The hallmark of medical profession is always to ensure that healthcare practitioners do the right thing putting the patients first as top most priority in every decision making process. This should also be based on individualized cultural competence care guided by compassion, moral and legal justifications. Looking at actions of The Gambia’s protesting Doctors, there is no moral or ethical justification as far as medical profession is concerned. This is because their actions has justifiable led to death and suffering of patients and their families which is violation of medical standard of care and biomedical ethic of justice. Though I recognize their constitutional rights to peaceful protest but such rights has also violated constitutional rights of patients whose care and needs should be superior responsibility for this protesting Doctors since it involve life and death situations. Thus the role of doctors is to alleviate suffering by providing therapeutic medical interventions . This has been ignored or absolutely abandoned. Instead of being patients advocate, The Gambia’s young doctors are advocating for their selfish interest and protection of professional integrity. During this crisis, the young doctors’ protest has conflicted with their medical professional role. Therefore, it can also be concluded there is a justifiable reason to state that their action cause more harm than benefits to patients and general public in both short and long terms. I believe that they are violating the rights of patients who are under their care.
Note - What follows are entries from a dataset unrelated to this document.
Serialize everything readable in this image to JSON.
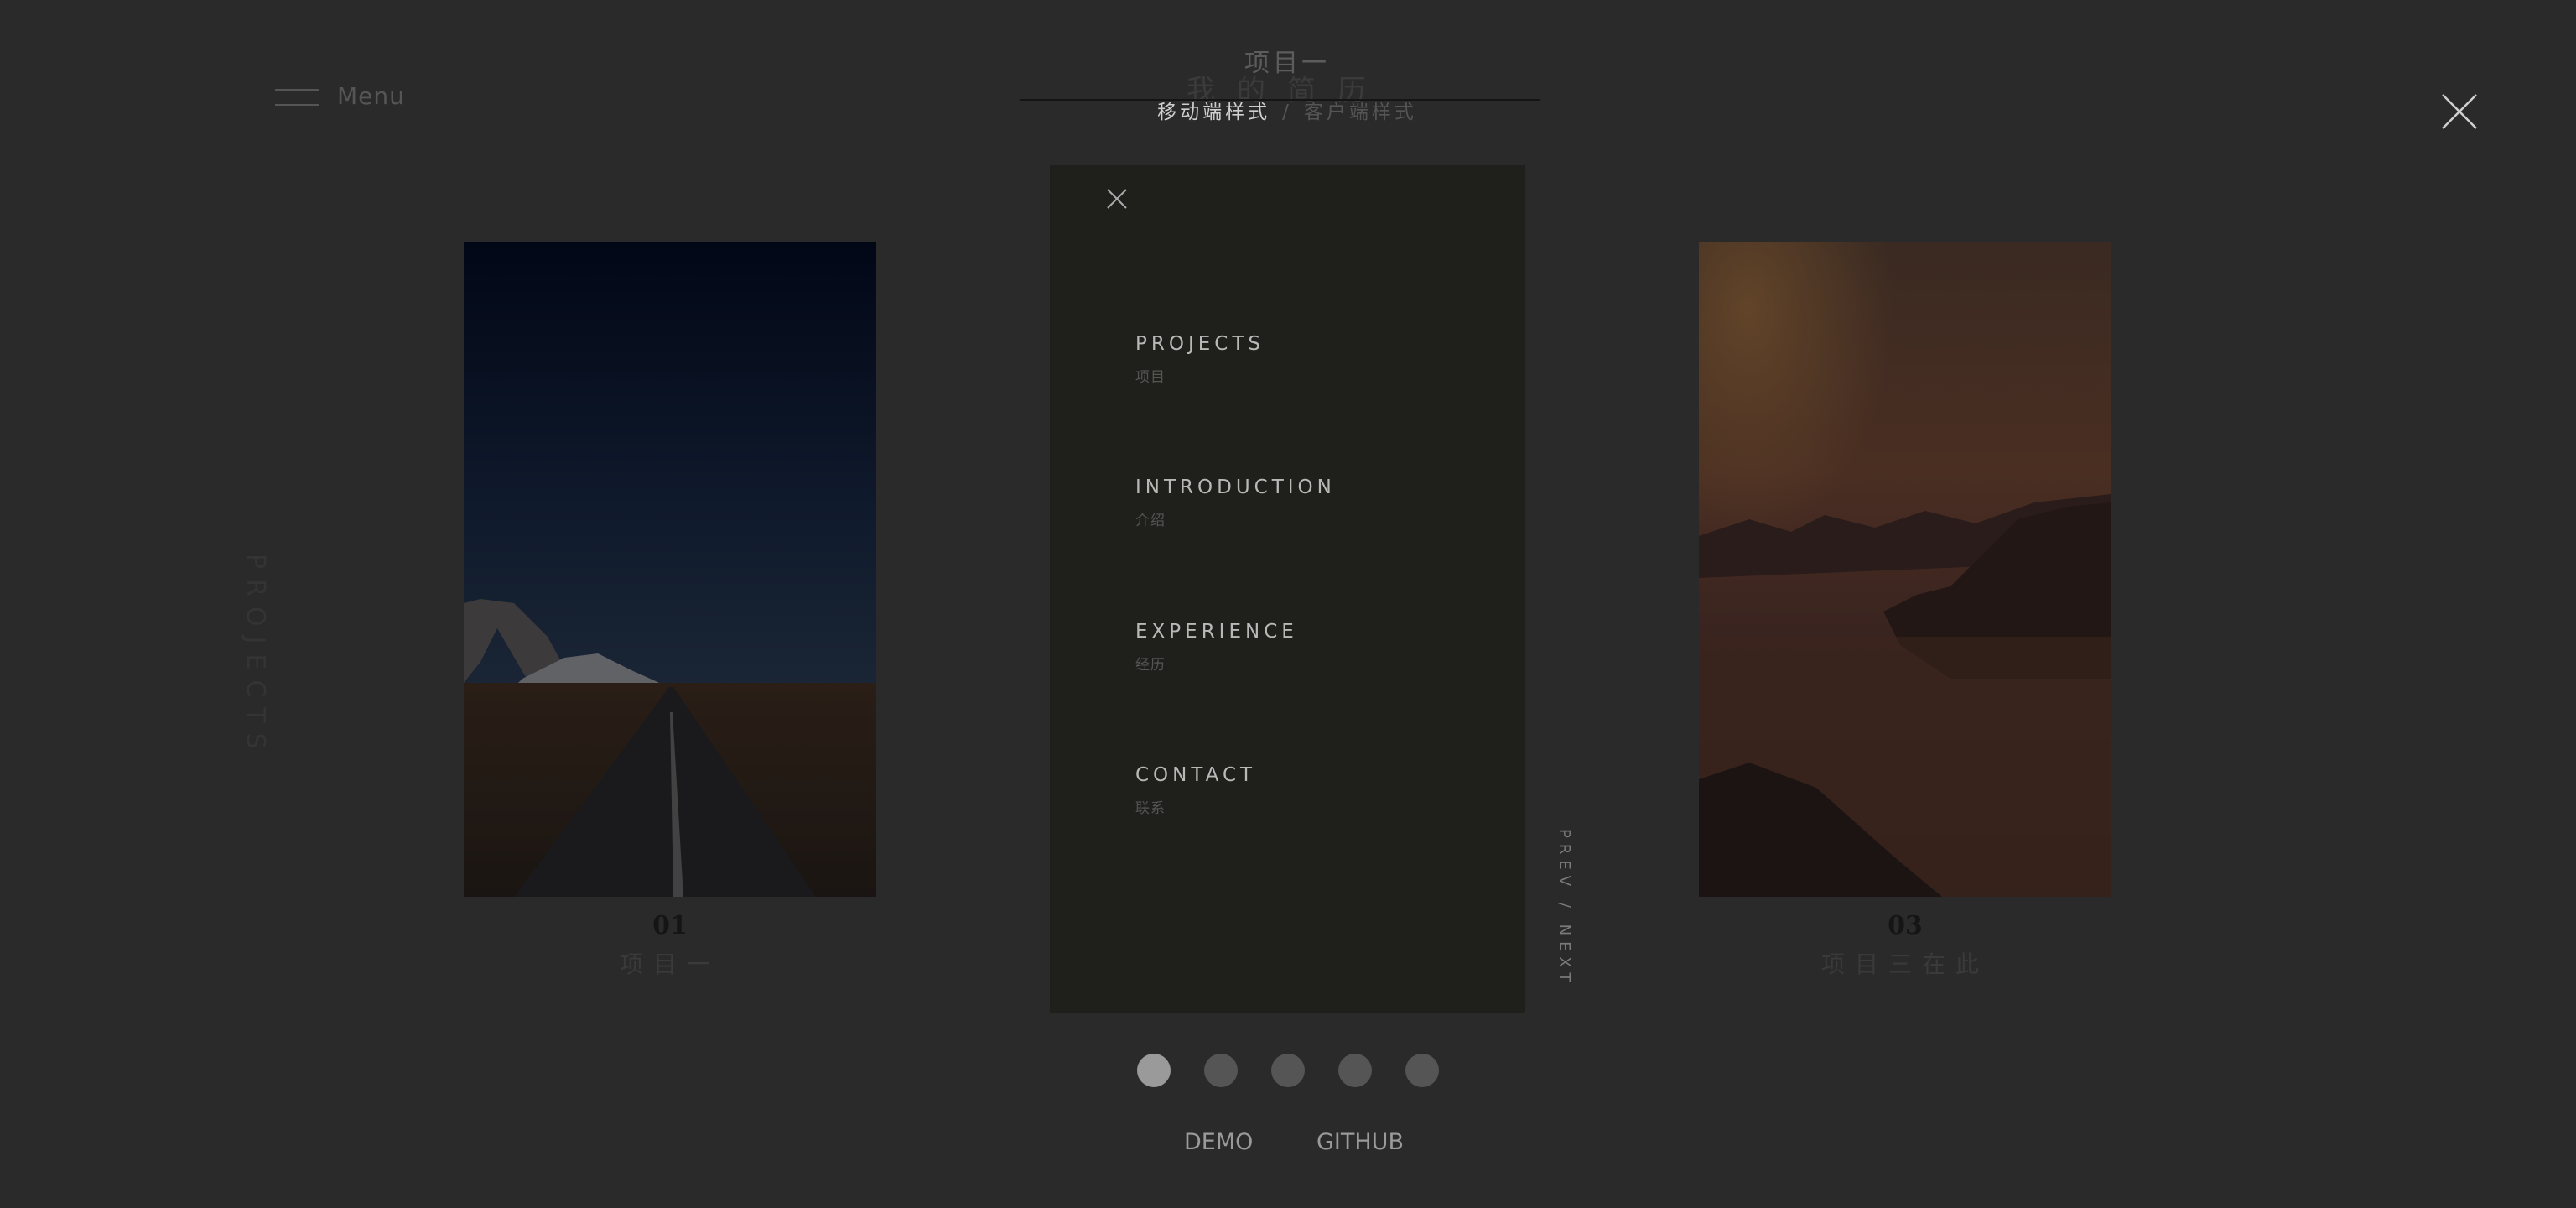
{
  "header": {
    "menu_label": "Menu",
    "project_heading": "项目一",
    "site_title": "我的简历",
    "style_active": "移动端样式",
    "style_separator": "/",
    "style_inactive": "客户端样式"
  },
  "side_label": "PROJECTS",
  "cards": [
    {
      "number": "01",
      "caption": "项目一"
    },
    {
      "number": "03",
      "caption": "项目三在此"
    }
  ],
  "drawer": {
    "items": [
      {
        "en": "PROJECTS",
        "zh": "项目"
      },
      {
        "en": "INTRODUCTION",
        "zh": "介绍"
      },
      {
        "en": "EXPERIENCE",
        "zh": "经历"
      },
      {
        "en": "CONTACT",
        "zh": "联系"
      }
    ]
  },
  "pager": {
    "prev": "PREV",
    "separator": "/",
    "next": "NEXT",
    "dot_count": 5,
    "active_index": 0
  },
  "links": {
    "demo": "DEMO",
    "github": "GITHUB"
  },
  "icons": [
    "hamburger-icon",
    "close-icon"
  ],
  "colors": {
    "background": "#2a2a2a",
    "drawer": "#1f1f1c",
    "active_dot": "#9a9a9a",
    "dot": "#555555"
  }
}
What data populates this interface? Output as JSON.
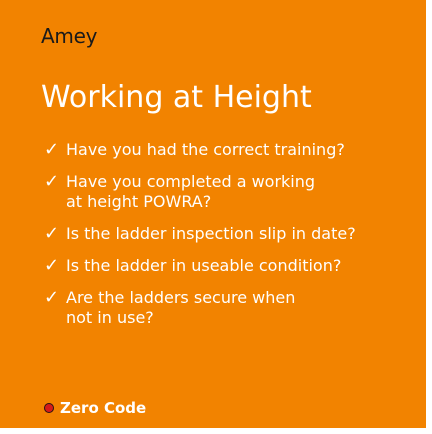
{
  "brand": "Amey",
  "title": "Working at Height",
  "checklist": [
    {
      "lines": [
        "Have you had the correct training?"
      ]
    },
    {
      "lines": [
        "Have you completed a working",
        "at height POWRA?"
      ]
    },
    {
      "lines": [
        "Is the ladder inspection slip in date?"
      ]
    },
    {
      "lines": [
        "Is the ladder in useable condition?"
      ]
    },
    {
      "lines": [
        "Are the ladders secure when",
        "not in use?"
      ]
    }
  ],
  "check_glyph": "✓",
  "footer": {
    "text": "Zero Code",
    "dot_color": "#d61a1a"
  },
  "colors": {
    "background": "#f28300",
    "text": "#ffffff",
    "brand_text": "#1a1a1a"
  }
}
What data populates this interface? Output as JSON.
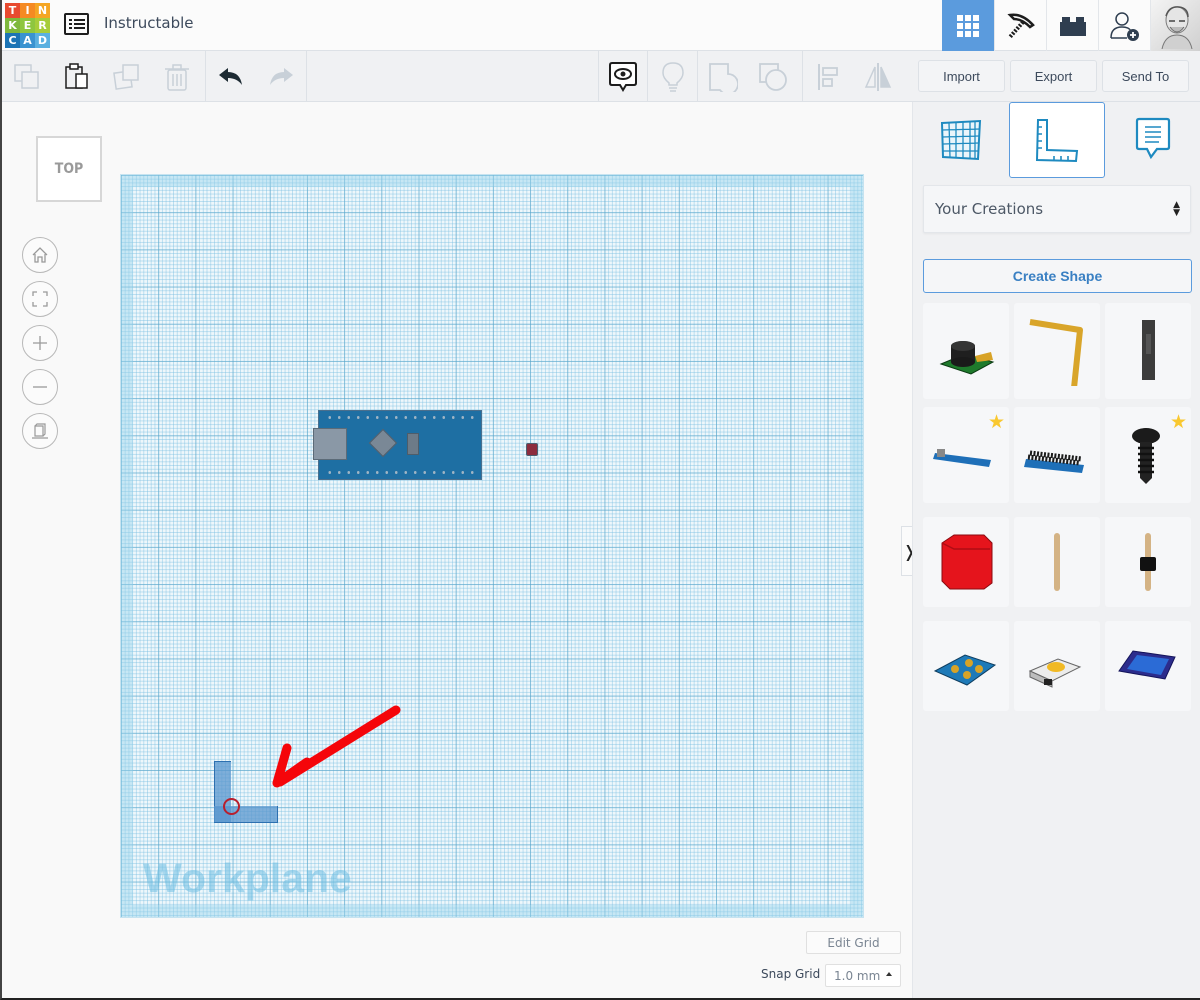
{
  "app": {
    "logo_letters": [
      "T",
      "I",
      "N",
      "K",
      "E",
      "R",
      "C",
      "A",
      "D"
    ],
    "logo_colors": [
      "#e84a2f",
      "#f58a22",
      "#f5a623",
      "#7eb83c",
      "#8ec63f",
      "#a7cd3a",
      "#1c74b5",
      "#3a93d0",
      "#5ab0e0"
    ],
    "design_title": "Instructable"
  },
  "header": {
    "buttons": [
      {
        "name": "3d-design",
        "icon": "grid-icon",
        "active": true
      },
      {
        "name": "minecraft-mode",
        "icon": "pickaxe-icon",
        "active": false
      },
      {
        "name": "brick-mode",
        "icon": "brick-icon",
        "active": false
      },
      {
        "name": "invite-user",
        "icon": "add-user-icon",
        "active": false
      }
    ],
    "avatar": "user-avatar"
  },
  "toolbar": {
    "edit_tools": [
      "copy",
      "paste",
      "duplicate",
      "delete"
    ],
    "history_tools": [
      "undo",
      "redo"
    ],
    "view_tools": [
      "notes-visibility",
      "light",
      "group",
      "ungroup",
      "align",
      "mirror"
    ],
    "import_label": "Import",
    "export_label": "Export",
    "send_to_label": "Send To"
  },
  "workspace": {
    "view_cube_label": "TOP",
    "nav_controls": [
      "home",
      "fit-all",
      "zoom-in",
      "zoom-out",
      "perspective"
    ],
    "workplane_label": "Workplane",
    "edit_grid_label": "Edit Grid",
    "snap_grid_label": "Snap Grid",
    "snap_grid_value": "1.0 mm",
    "objects": [
      "arduino-nano",
      "led",
      "l-shape-ruler"
    ]
  },
  "panel": {
    "tabs": [
      {
        "name": "workplane-tab",
        "active": false
      },
      {
        "name": "ruler-tab",
        "active": true
      },
      {
        "name": "notes-tab",
        "active": false
      }
    ],
    "category": "Your Creations",
    "create_shape_label": "Create Shape",
    "shapes": [
      {
        "name": "buzzer-module",
        "starred": false
      },
      {
        "name": "bent-wire",
        "starred": false
      },
      {
        "name": "jumper-housing",
        "starred": false
      },
      {
        "name": "arduino-nano-flat",
        "starred": true
      },
      {
        "name": "arduino-nano-headers",
        "starred": true
      },
      {
        "name": "screw",
        "starred": true
      },
      {
        "name": "red-cap",
        "starred": false
      },
      {
        "name": "pin",
        "starred": false
      },
      {
        "name": "pin-header",
        "starred": false
      },
      {
        "name": "button-module",
        "starred": false
      },
      {
        "name": "tactile-switch",
        "starred": false
      },
      {
        "name": "oled-display",
        "starred": false
      }
    ]
  }
}
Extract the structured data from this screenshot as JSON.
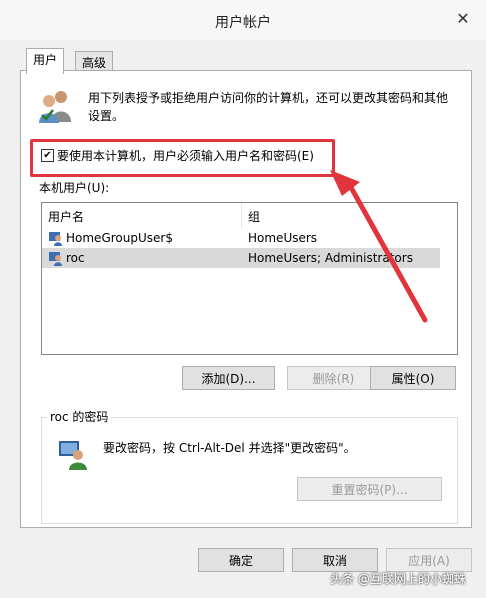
{
  "window": {
    "title": "用户帐户",
    "close_icon": "close-icon"
  },
  "tabs": [
    {
      "label": "用户"
    },
    {
      "label": "高级"
    }
  ],
  "intro": {
    "text": "用下列表授予或拒绝用户访问你的计算机，还可以更改其密码和其他设置。"
  },
  "require_login": {
    "label": "要使用本计算机，用户必须输入用户名和密码(E)",
    "checked": true
  },
  "users_section": {
    "label": "本机用户(U):",
    "columns": [
      "用户名",
      "组"
    ],
    "rows": [
      {
        "name": "HomeGroupUser$",
        "group": "HomeUsers"
      },
      {
        "name": "roc",
        "group": "HomeUsers; Administrators"
      }
    ],
    "selected_row": 1
  },
  "user_buttons": {
    "add": "添加(D)...",
    "remove": "删除(R)",
    "properties": "属性(O)"
  },
  "password_section": {
    "title": "roc 的密码",
    "text": "要改密码，按 Ctrl-Alt-Del 并选择\"更改密码\"。",
    "reset_button": "重置密码(P)..."
  },
  "dialog_buttons": {
    "ok": "确定",
    "cancel": "取消",
    "apply": "应用(A)"
  },
  "watermark": "头条 @互联网上的小蜘蛛",
  "colors": {
    "highlight": "#e1343c",
    "selected_row": "#d9d9d9"
  }
}
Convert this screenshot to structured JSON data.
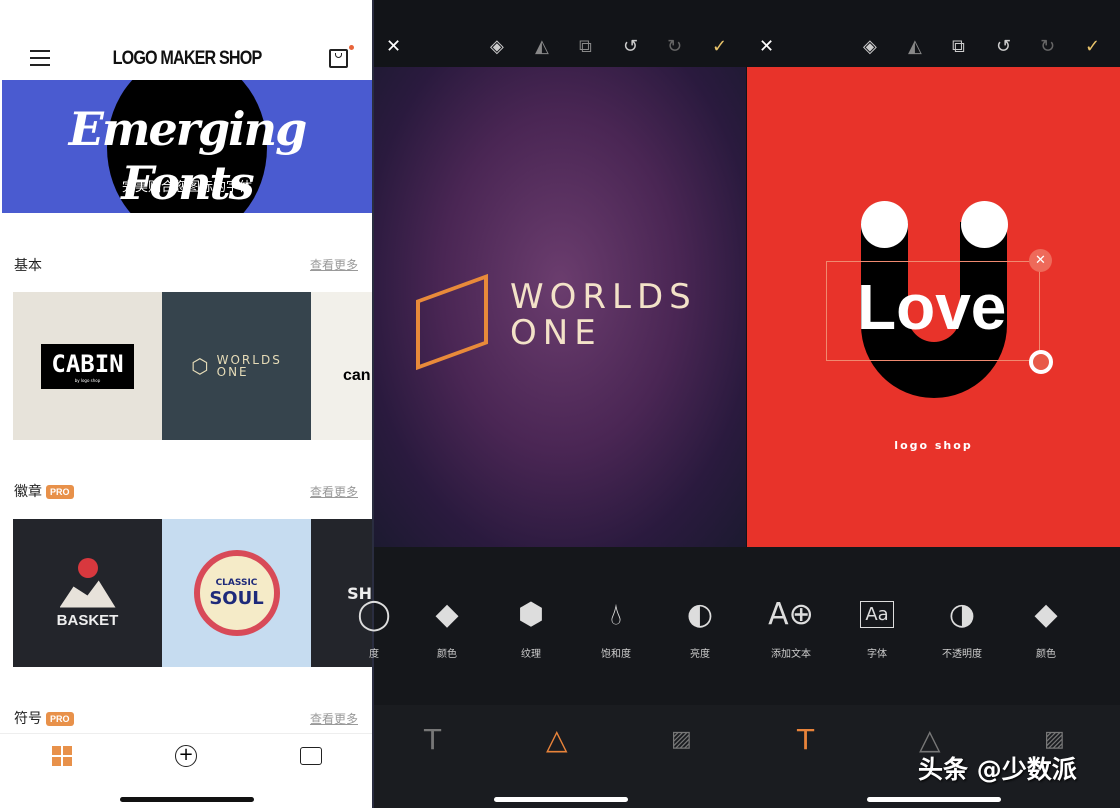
{
  "shop": {
    "title": "LOGO MAKER SHOP",
    "banner_title": "Emerging Fonts",
    "banner_subtitle": "完美贴合您图标的字体",
    "sections": [
      {
        "title": "基本",
        "more": "查看更多",
        "pro": false
      },
      {
        "title": "徽章",
        "more": "查看更多",
        "pro": true,
        "badge": "PRO"
      },
      {
        "title": "符号",
        "more": "查看更多",
        "pro": true,
        "badge": "PRO"
      }
    ],
    "cards_basic": [
      {
        "text": "CABIN",
        "sub": "by logo shop"
      },
      {
        "text": "WORLDS",
        "text2": "ONE"
      },
      {
        "text": "can"
      }
    ],
    "cards_badge": [
      {
        "text": "BASKET"
      },
      {
        "text": "CLASSIC",
        "text2": "SOUL"
      },
      {
        "text": "SH"
      }
    ],
    "accent": "#e8914a",
    "banner_color": "#4a5bd0"
  },
  "editor1": {
    "logo_line1": "WORLDS",
    "logo_line2": "ONE",
    "tools": [
      {
        "label": "度",
        "icon": "circle-icon"
      },
      {
        "label": "颜色",
        "icon": "paint-bucket-icon"
      },
      {
        "label": "纹理",
        "icon": "texture-hexagon-icon"
      },
      {
        "label": "饱和度",
        "icon": "drop-icon"
      },
      {
        "label": "亮度",
        "icon": "brightness-icon"
      }
    ]
  },
  "editor2": {
    "text": "Love",
    "brand": "logo shop",
    "canvas_color": "#e8332a",
    "tools": [
      {
        "label": "添加文本",
        "icon": "add-text-icon"
      },
      {
        "label": "字体",
        "icon": "font-icon"
      },
      {
        "label": "不透明度",
        "icon": "opacity-icon"
      },
      {
        "label": "颜色",
        "icon": "paint-bucket-icon"
      }
    ]
  },
  "watermark": "头条 @少数派"
}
Peaceful protest is a constitutional right but that right must not infringe on rights of others especially the vulnerable patients. The Gambia’s protesting doctors should quit their attention seeking action and get back to work. This crisis can only be solved through honest dialogue and accept responsibility that there are some doctors who steal drugs and engage in pharmaceutical drugstore business. Let justice guide our actions toward the common good. This is the way forward.